*** Extracted material

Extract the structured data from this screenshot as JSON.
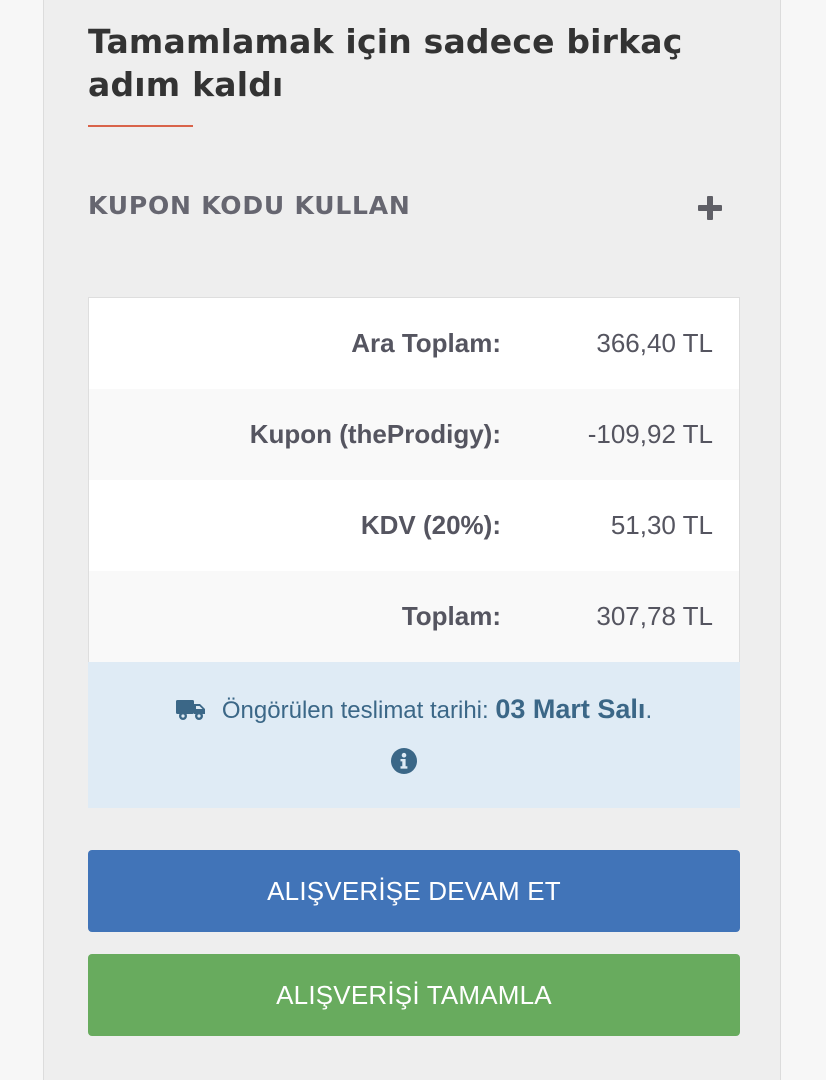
{
  "header": {
    "title": "Tamamlamak için sadece birkaç adım kaldı"
  },
  "coupon": {
    "label": "KUPON KODU KULLAN",
    "toggle_icon": "plus-icon"
  },
  "totals": [
    {
      "label": "Ara Toplam:",
      "value": "366,40 TL"
    },
    {
      "label": "Kupon (theProdigy):",
      "value": "-109,92 TL"
    },
    {
      "label": "KDV (20%):",
      "value": "51,30 TL"
    },
    {
      "label": "Toplam:",
      "value": "307,78 TL"
    }
  ],
  "delivery": {
    "icon": "truck-icon",
    "text": "Öngörülen teslimat tarihi:",
    "date": "03 Mart Salı",
    "suffix": ".",
    "info_icon": "info-icon"
  },
  "buttons": {
    "continue_label": "ALIŞVERİŞE DEVAM ET",
    "complete_label": "ALIŞVERİŞİ TAMAMLA"
  },
  "colors": {
    "accent_underline": "#d9634a",
    "continue_button": "#4174b8",
    "complete_button": "#68ab5e",
    "delivery_background": "#dfebf5",
    "delivery_text": "#3b6787"
  }
}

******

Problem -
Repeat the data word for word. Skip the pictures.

Response box -
Extract the structured data from this screenshot as JSON.
{
  "header": {
    "title": "Tamamlamak için sadece birkaç adım kaldı"
  },
  "coupon": {
    "label": "KUPON KODU KULLAN",
    "toggle_icon": "plus-icon"
  },
  "totals": [
    {
      "label": "Ara Toplam:",
      "value": "366,40 TL"
    },
    {
      "label": "Kupon (theProdigy):",
      "value": "-109,92 TL"
    },
    {
      "label": "KDV (20%):",
      "value": "51,30 TL"
    },
    {
      "label": "Toplam:",
      "value": "307,78 TL"
    }
  ],
  "delivery": {
    "icon": "truck-icon",
    "text": "Öngörülen teslimat tarihi:",
    "date": "03 Mart Salı",
    "suffix": ".",
    "info_icon": "info-icon"
  },
  "buttons": {
    "continue_label": "ALIŞVERİŞE DEVAM ET",
    "complete_label": "ALIŞVERİŞİ TAMAMLA"
  },
  "colors": {
    "accent_underline": "#d9634a",
    "continue_button": "#4174b8",
    "complete_button": "#68ab5e",
    "delivery_background": "#dfebf5",
    "delivery_text": "#3b6787"
  }
}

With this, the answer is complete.